<?php

use League\Csv\Reader;

$str = <<EOF
john,doe
jane,doe
foo,bar
EOF;

$reader = Reader::createFromString($str);
foreach ($reader->fetchPairs() as $firstname => $lastname) {
    // - first iteration
    // echo $firstname; -> 'john'
    // echo $lastname;  -> 'doe'
    // - second iteration
    // echo $firstname; -> 'jane'
    // echo $lastname;  -> 'doe'
    // - third iteration
    // echo $firstname; -> 'foo'
    // echo $lastname; -> 'bar'
}

Notes

The optional callable argument

The method takes an optional callable which signature is as follow:

<?php

function(array $pairs [, int $rowOffset [, Iterator $iterator]]): array

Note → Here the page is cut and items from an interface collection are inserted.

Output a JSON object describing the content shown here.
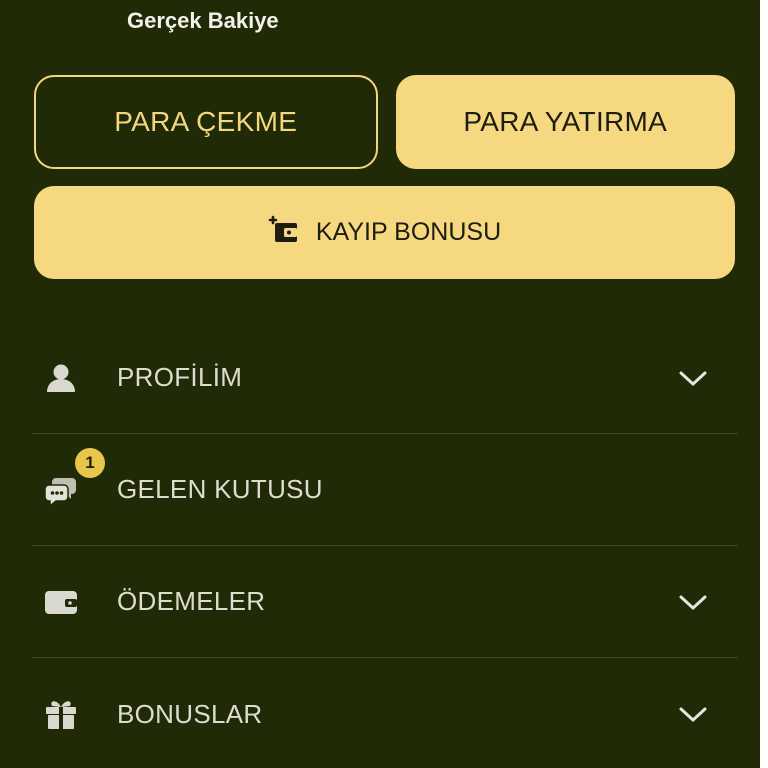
{
  "balance": {
    "label": "Gerçek Bakiye"
  },
  "actions": {
    "withdraw_label": "PARA ÇEKME",
    "deposit_label": "PARA YATIRMA",
    "loss_bonus_label": "KAYIP BONUSU",
    "loss_bonus_icon": "wallet-plus-icon"
  },
  "menu": {
    "items": [
      {
        "label": "PROFİLİM",
        "icon": "user-icon",
        "expandable": true
      },
      {
        "label": "GELEN KUTUSU",
        "icon": "chat-bubbles-icon",
        "badge": "1",
        "expandable": false
      },
      {
        "label": "ÖDEMELER",
        "icon": "wallet-icon",
        "expandable": true
      },
      {
        "label": "BONUSLAR",
        "icon": "gift-icon",
        "expandable": true
      }
    ]
  },
  "colors": {
    "background": "#202a06",
    "accent": "#f6d880",
    "badge": "#e8c54b",
    "divider": "#3f4826"
  }
}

Example 2 - with a callable

<?php

use League\Csv\Reader;

$str = <<EOF
john,doe
jane,doe
foo,bar
EOF;

$func = function ($row) {
    return [
        strtoupper($row[0]),
        strtolower($row[1]),
    ];
}
$reader = Reader::createFromString($str);
foreach ($reader->fetchPairs(1, 0, $func) as $lastname => $firstname) {
    // - first iteration
    // echo $lastname; -> 'DOE'
    // echo $firstname; -> 'john'
    // - second iteration
    // echo $lastname; -> 'DOE'
    // echo $firstname; -> 'jane'
    // - third iteration
    // echo $lastname; -> 'BAR'
    // echo $firstname; -> 'foo'
}

Reader::fetchPairsWithoutDuplicates

new feature introduced in version 8.0

The fetchPairsWithoutDuplicates method returns data in an array of key-value pairs, as an associative array with a single entry per row.

<?php

public Reader::fetchPairsWithoutDuplicates(
    int $offsetIndex = 0,
    int $valueIndex = 1,
    callable $callable = null
): array

fetchPairsWithoutDuplicates behaves exactly like fetchPairs with two differences:

<?php

$str = <<EOF
john,doe
jane,doe
foo,bar
EOF;

$reader = Reader::createFromString($str);
$data = $reader->fetchPairsWithoutDuplicates(1, 0);
// will return ['doe' => 'jane', 'foo' => 'bar'];
// the 'john' value has been overwritten by 'jane'